In-law relationships have a reputation for being difficult to deal with. Pop culture would lead you to believe that your future mother in law and father in law are innately out to get you and hoping for the failure of your relationship. But actually, plenty of people have a loving and healthy relationship with their spouse’s loved ones. If everything works out as hoped, marriage means you’ll end up gaining an extended family of your own. The phenomenon of having “a village” who supports you makes everything from child rearing to visiting during the holidays that much easier. It’s totally understandable that you want your in-laws to love you as much as your spouse does.
Being in a same-sex relationship can bring forth its own challenges when it comes to the approval of family members. If someone doesn’t accept your relationship simply because you’re dating someone of the same sex or gender, you have every right to feel frustrated, upset or angry. In this day and age, it’s unfathomable that someone would hold such beliefs, but as members of the LGBTQ+ community know all too well, homophobia is far from eradicated in America and across the globe. We’ll cover how to approach family members who fall into these circumstances, too. (But if you don’t want to read further, just know that cutting them off is completely appropriate.)
Thanks to technology, connecting with your in-laws is always feasible, even from a distance. We’ll go over our trustiest tips for making FaceTime and phone calls something that doesn’t have to be awkward or disconnected. Whether your in-laws are down the street or across the world, these tips will help you win them over in a heartbeat.
Maybe you’ve been seeing your man’s family for years, or maybe you haven’t even met them yet. Either way, a formal get-together to introduce each other or get reacquainted is always a good idea. You might feel more comfortable hosting, as having folks “on your turf” allows you to control the amount of time spent around each other and the setting. You can also wow them with your cooking skills, if that’s your thing.
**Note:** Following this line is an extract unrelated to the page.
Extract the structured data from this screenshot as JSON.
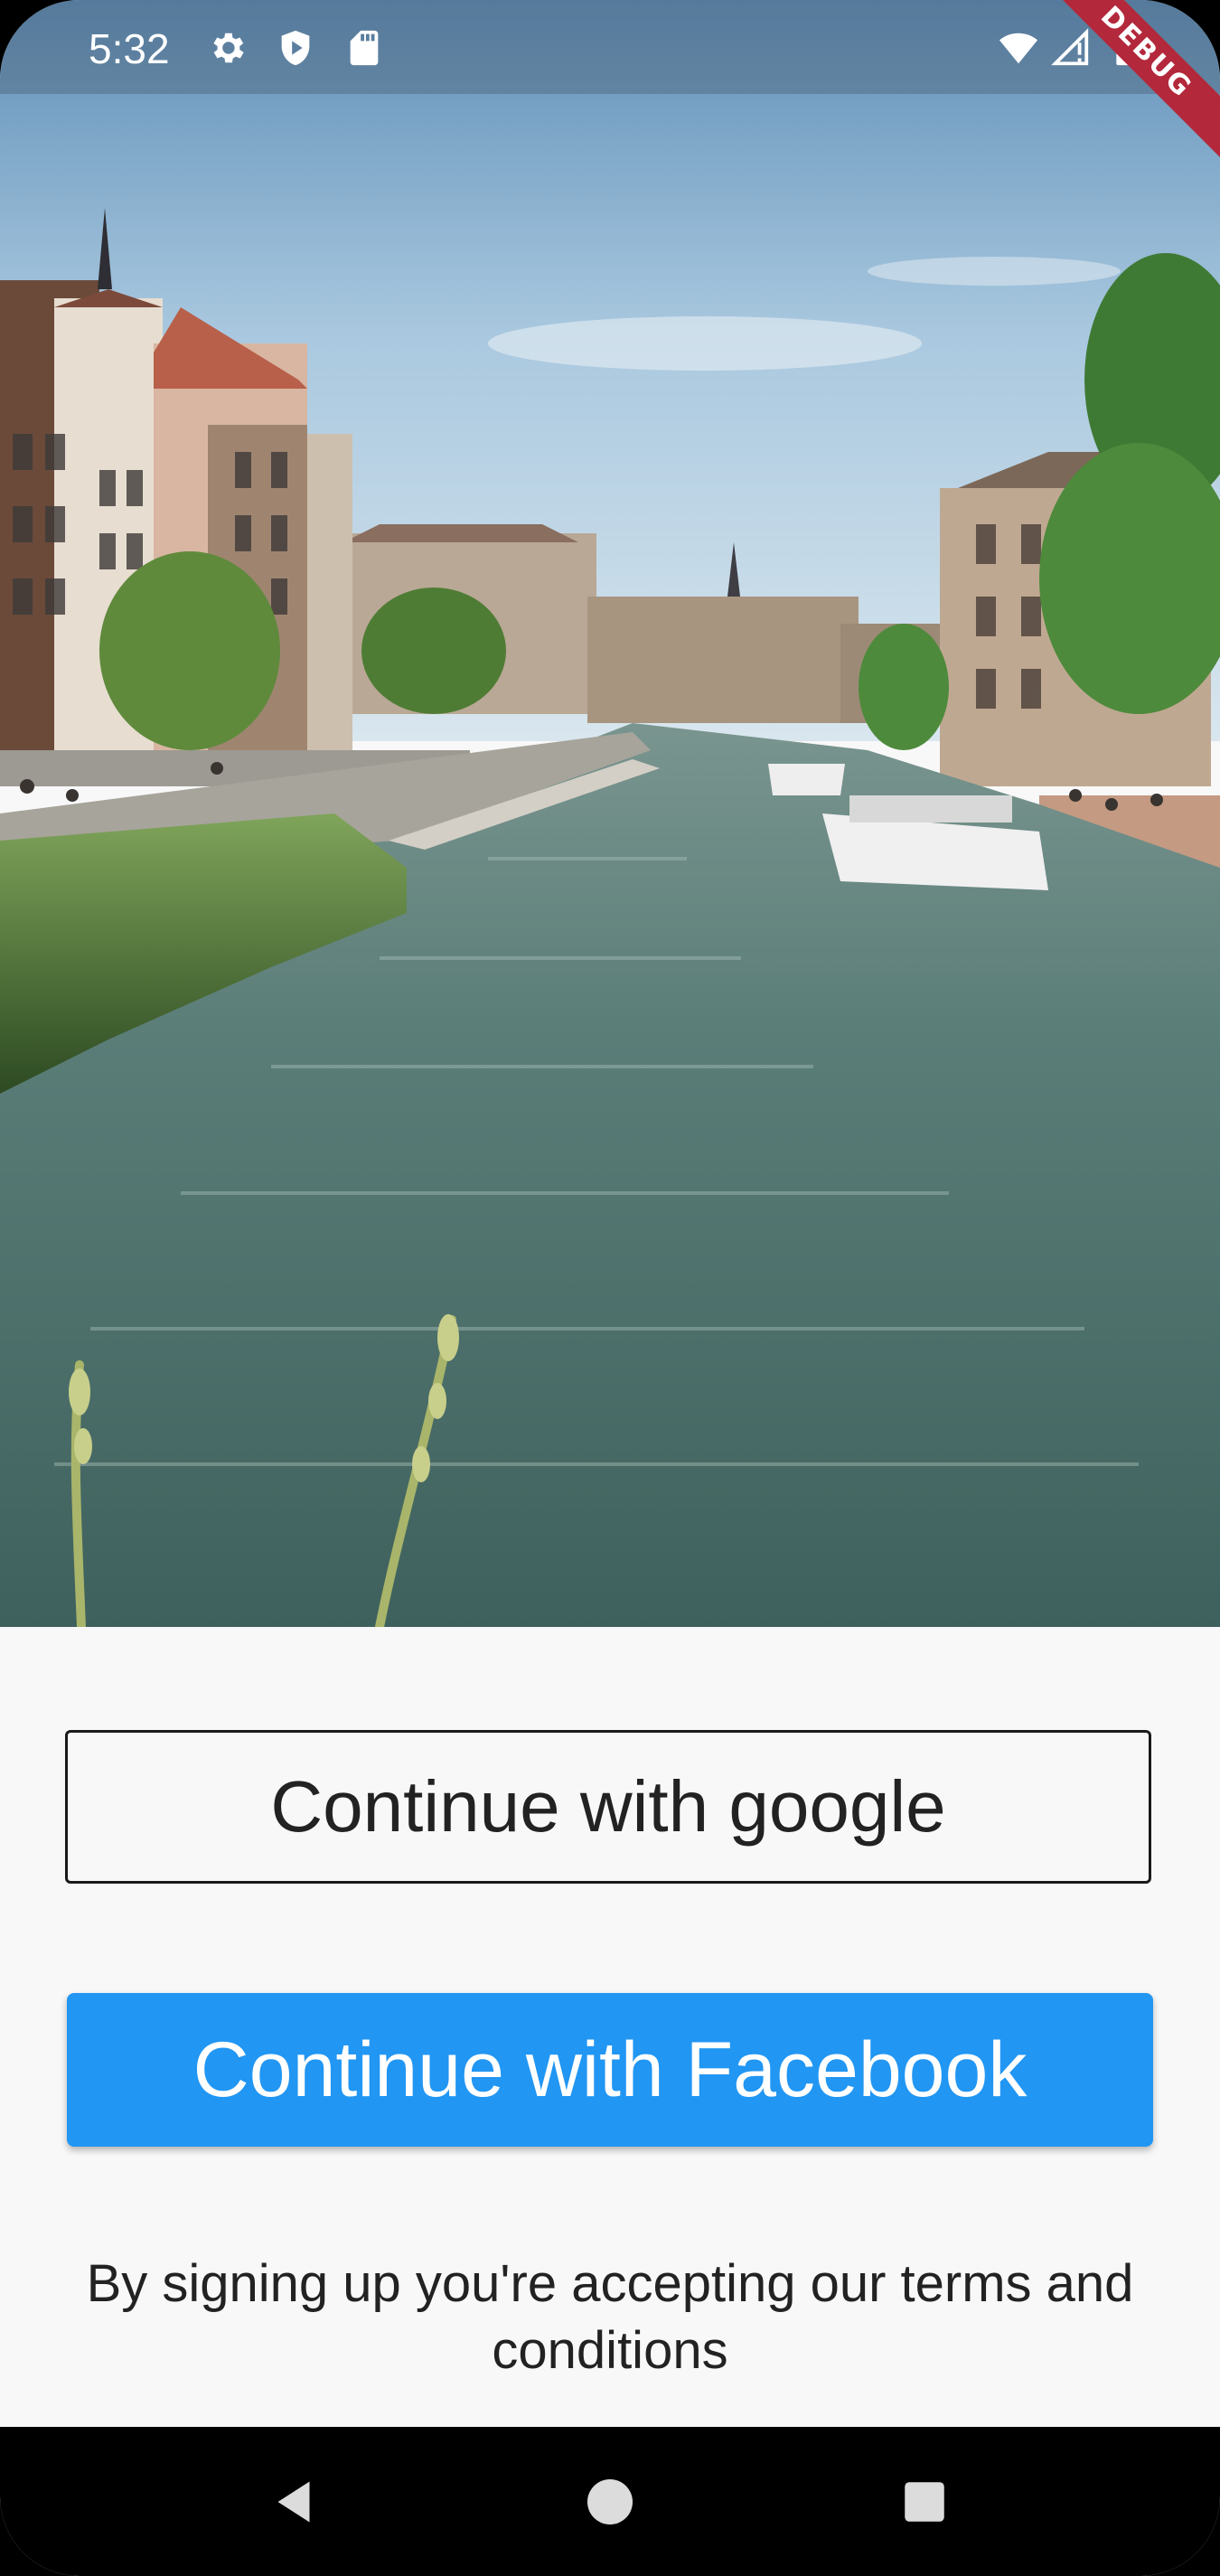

As an aside, including your own parents or other important members of your own family in the event might be a way to feed two birds with one scone. By combining family events, your spouse can spend time with your immediate family too, and both sides of the couple will get a chance to get to know each other. Forming these connections can make you and your spouse feel mutually closer to your respective in-laws.
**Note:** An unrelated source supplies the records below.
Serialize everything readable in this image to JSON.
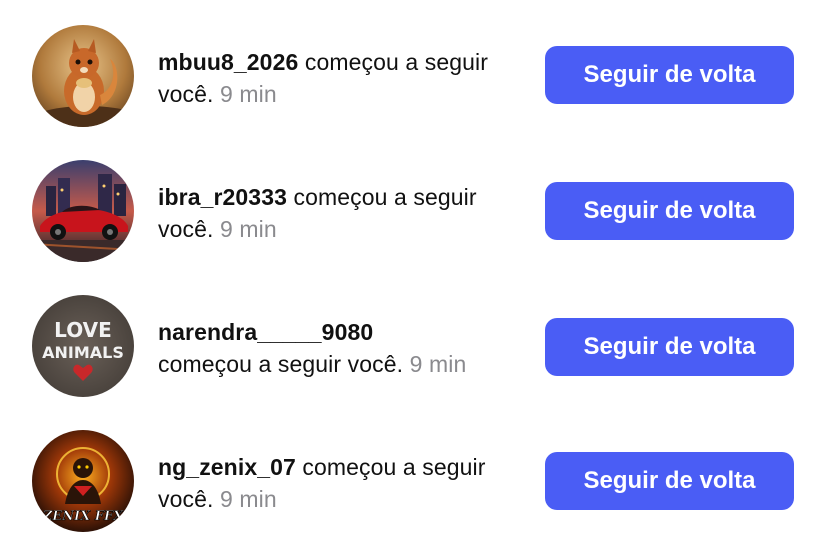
{
  "notifications": [
    {
      "username": "mbuu8_2026",
      "action": "começou a seguir você.",
      "time": "9 min",
      "button_label": "Seguir de volta",
      "avatar_icon": "squirrel-avatar-icon"
    },
    {
      "username": "ibra_r20333",
      "action": "começou a seguir você.",
      "time": "9 min",
      "button_label": "Seguir de volta",
      "avatar_icon": "red-car-avatar-icon"
    },
    {
      "username": "narendra_____9080",
      "action": "começou a seguir você.",
      "time": "9 min",
      "button_label": "Seguir de volta",
      "avatar_icon": "love-animals-avatar-icon",
      "avatar_text": [
        "LOVE",
        "ANIMALS"
      ]
    },
    {
      "username": "ng_zenix_07",
      "action": "começou a seguir você.",
      "time": "9 min",
      "button_label": "Seguir de volta",
      "avatar_icon": "zenix-ffx-avatar-icon",
      "avatar_text": [
        "ZENIX FFX"
      ]
    }
  ],
  "colors": {
    "button_bg": "#4a5df5",
    "button_text": "#ffffff",
    "time_text": "#8a8a8e"
  }
}
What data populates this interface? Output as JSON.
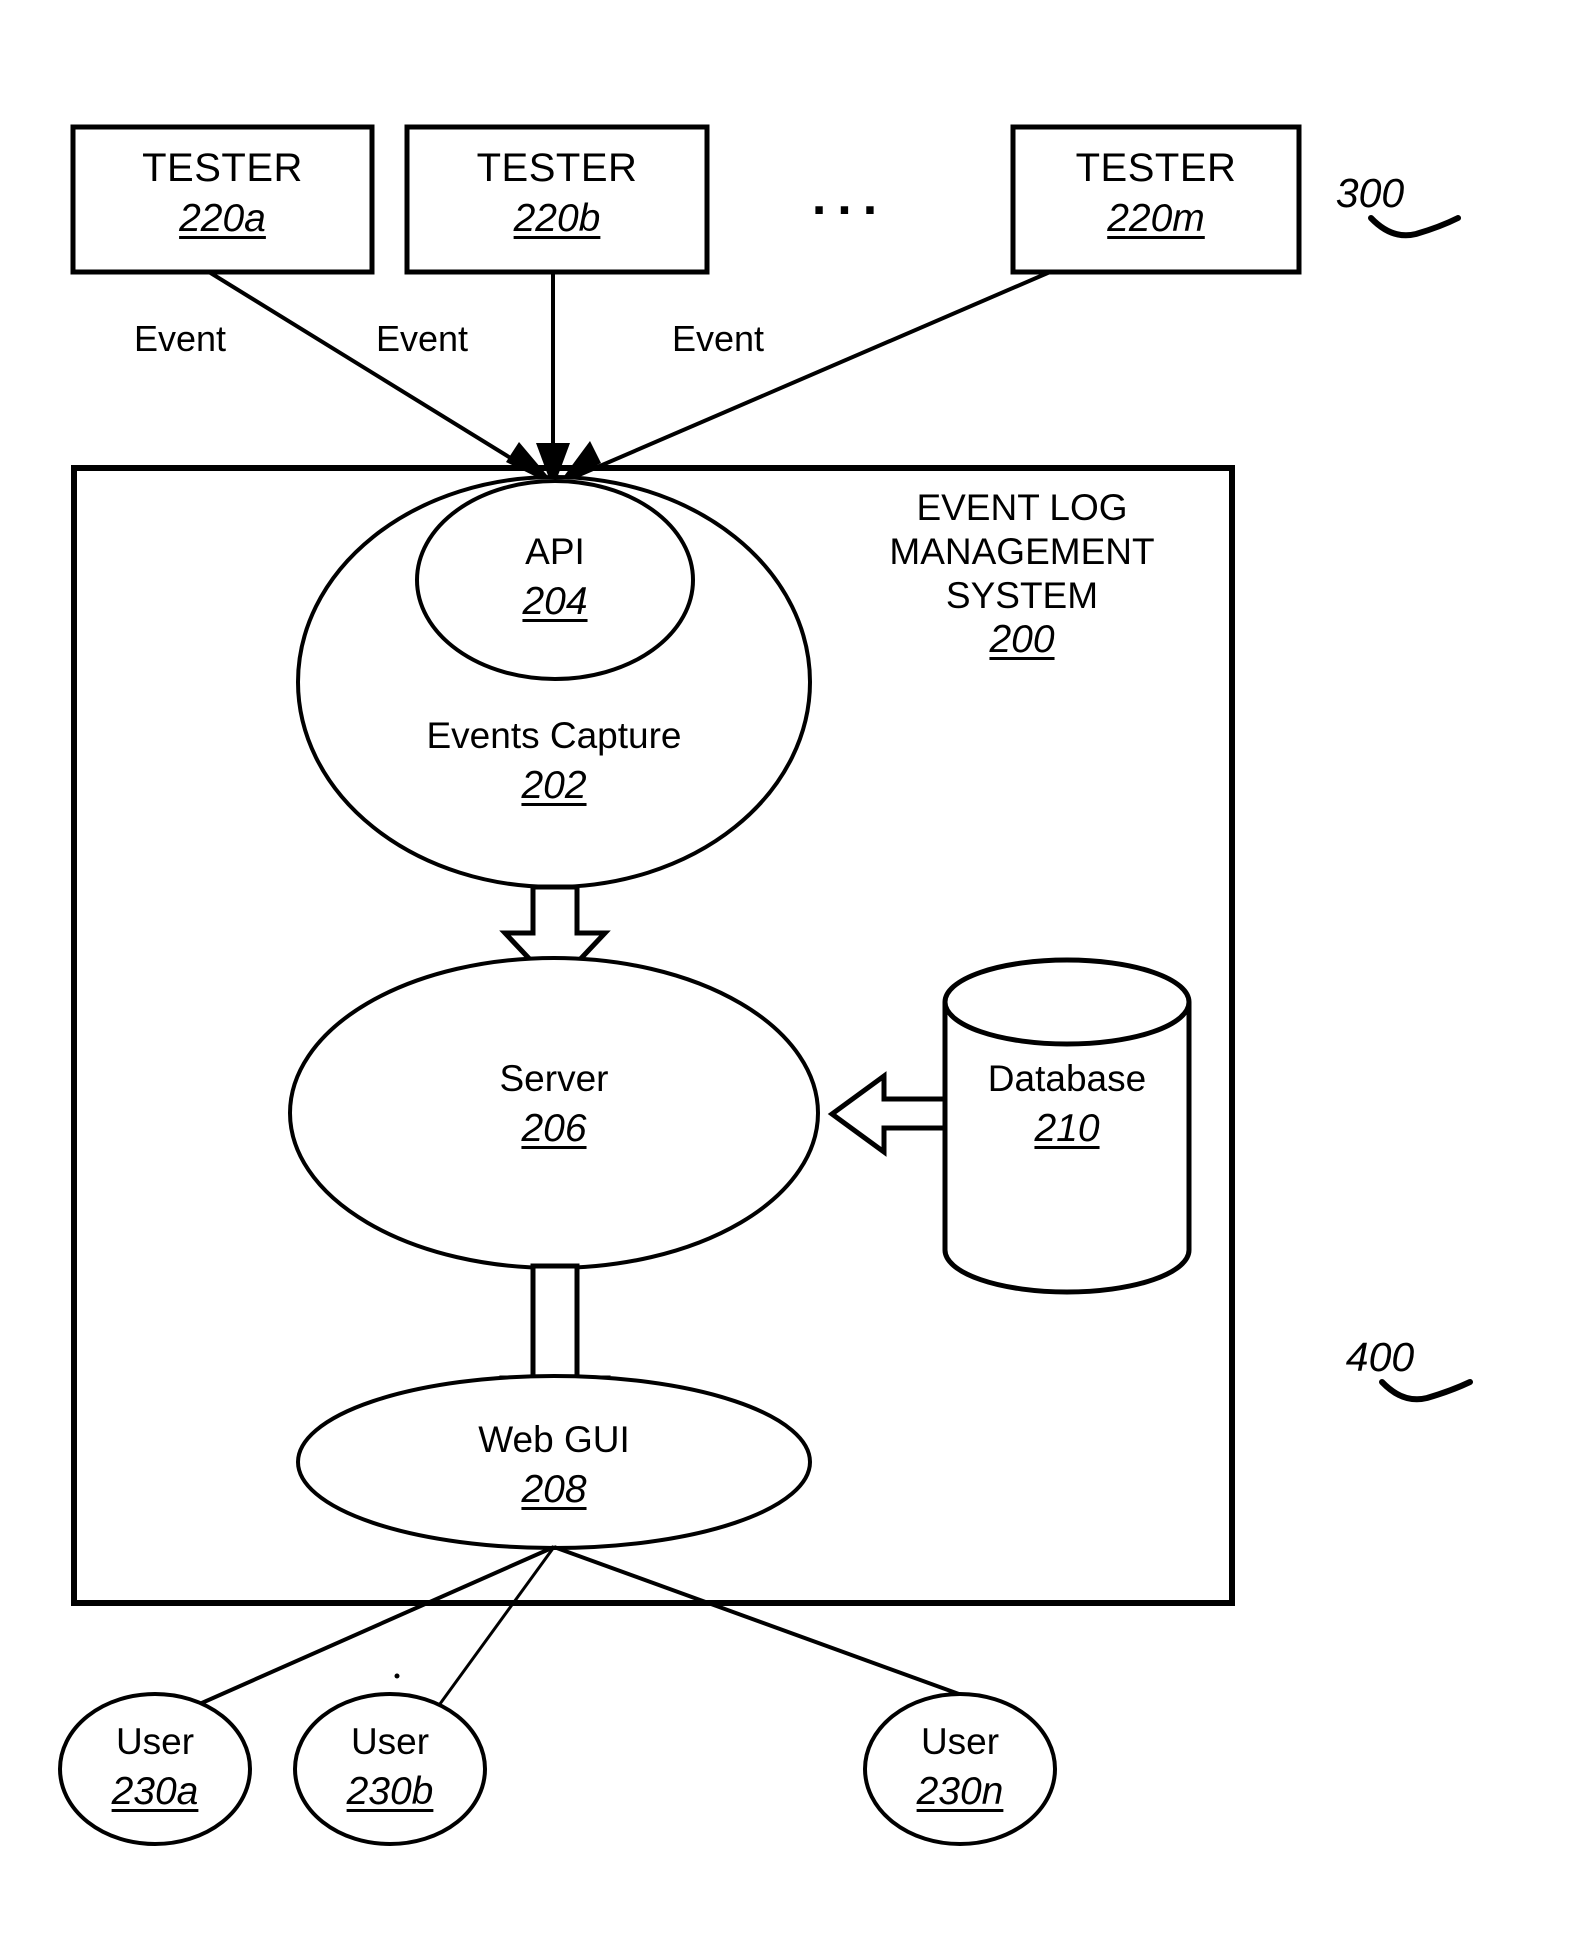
{
  "figure": {
    "type": "patent-block-diagram",
    "title_ref_top": "300",
    "title_ref_bottom": "400",
    "ellipsis": "..."
  },
  "testers": [
    {
      "label": "TESTER",
      "ref": "220a",
      "edge_label": "Event"
    },
    {
      "label": "TESTER",
      "ref": "220b",
      "edge_label": "Event"
    },
    {
      "label": "TESTER",
      "ref": "220m",
      "edge_label": "Event"
    }
  ],
  "system": {
    "title_line1": "EVENT LOG",
    "title_line2": "MANAGEMENT",
    "title_line3": "SYSTEM",
    "ref": "200"
  },
  "nodes": {
    "api": {
      "label": "API",
      "ref": "204"
    },
    "events_capture": {
      "label": "Events Capture",
      "ref": "202"
    },
    "server": {
      "label": "Server",
      "ref": "206"
    },
    "database": {
      "label": "Database",
      "ref": "210"
    },
    "web_gui": {
      "label": "Web GUI",
      "ref": "208"
    }
  },
  "users": [
    {
      "label": "User",
      "ref": "230a"
    },
    {
      "label": "User",
      "ref": "230b"
    },
    {
      "label": "User",
      "ref": "230n"
    }
  ],
  "colors": {
    "stroke": "#000000",
    "background": "#ffffff"
  }
}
Want to kick it up a notch? Suggest cooking the meal together! Accomplishing a shared task can be a wonderful way to break some of the tension and awkwardness that can come with meeting new people. DIY pizza night or a potluck are both great options if you’re not sure where to start and want to make something everyone will enjoy.
Your in-laws should love you for who you are, of course, but a little schmoozing never hurt anybody. When you’re nervous, it can be easy to tense up and turn into someone you don’t recognize. (Don’t worry, it’s normal!) You might be tempted to crawl into your shell and withdraw from conversation, but approaching your in-laws with warmth and politeness is essential. And don’t worry – it’s pretty easy to approach a conversation with unfamiliar people if you know a few tricks and practice them ahead of time. If you’re not sure what to say, here are some tips:
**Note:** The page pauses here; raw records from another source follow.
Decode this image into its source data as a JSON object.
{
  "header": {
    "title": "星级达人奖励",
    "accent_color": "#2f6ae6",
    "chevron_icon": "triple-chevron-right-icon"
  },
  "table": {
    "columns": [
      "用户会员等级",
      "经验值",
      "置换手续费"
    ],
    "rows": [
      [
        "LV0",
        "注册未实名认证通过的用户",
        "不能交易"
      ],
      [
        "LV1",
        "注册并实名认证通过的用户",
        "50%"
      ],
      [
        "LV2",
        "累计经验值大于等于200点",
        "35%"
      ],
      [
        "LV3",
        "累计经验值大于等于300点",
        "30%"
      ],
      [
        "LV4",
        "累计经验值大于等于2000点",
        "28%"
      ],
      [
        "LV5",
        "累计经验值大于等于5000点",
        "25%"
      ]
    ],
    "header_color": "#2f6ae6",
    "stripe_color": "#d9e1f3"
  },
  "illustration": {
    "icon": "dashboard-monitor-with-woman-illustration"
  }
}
It’s not always realistic to spend time with your in-laws in person. You might live on opposite sides of the country (or world!) which can limit visits to holidays and momentous occasions. Even if you can’t make it to Sunday dinner every week, there are other methods of communication that go a long way in contributing to meaningful connections. In today’s highly digital age, communicating through technology has never been easier. Thanks to laptops, smartphones, social media, email, and other modern means, you can video and audio chat for free virtually anywhere in the world.
Navigating your in-laws disapproval of your relationship solely because you’re a same-sex couple is profoundly difficult. We can’t tell you exactly what the right way to handle it is, as a suitable response depends on your unique situation and relationship with your spouse’s family. In general, an honest conversation (or letter, or email, or text) in which your feelings are discussed can be a good place to start. If your in-laws are not receptive, you can continue to try to change their hearts, or you can take temporary or permanent space from them.
Maryellen Mullin, therapist at San Francisco Family Therapy, suggests “When you get stuck, consult a couples or family therapist together. And always make sure, harmful behavior is addressed, and that your partner is supportive of you, regardless of what their parents’ acceptance of you turns out to be.”
Whatever you choose to do, remember that your relationship is valid and worthwhile. You aren’t obligated to retain a relationship with someone in your life just because they’re biologically related to you. Keep your network of support close, don’t be afraid to establish boundaries, and discuss what you’re dealing with to a trusted friend or professional.
Getting your in-laws to see you for the amazing person you are isn’t always easy. With these tips, you’re well on your way to stealing their hearts. Through hosting, bridging the distance through technology, and communicating honestly and openly, a meaningful relationship with your partner’s family is more likely to be formed. For more advice make sure to check out our Groom Hacks page for top groom tips.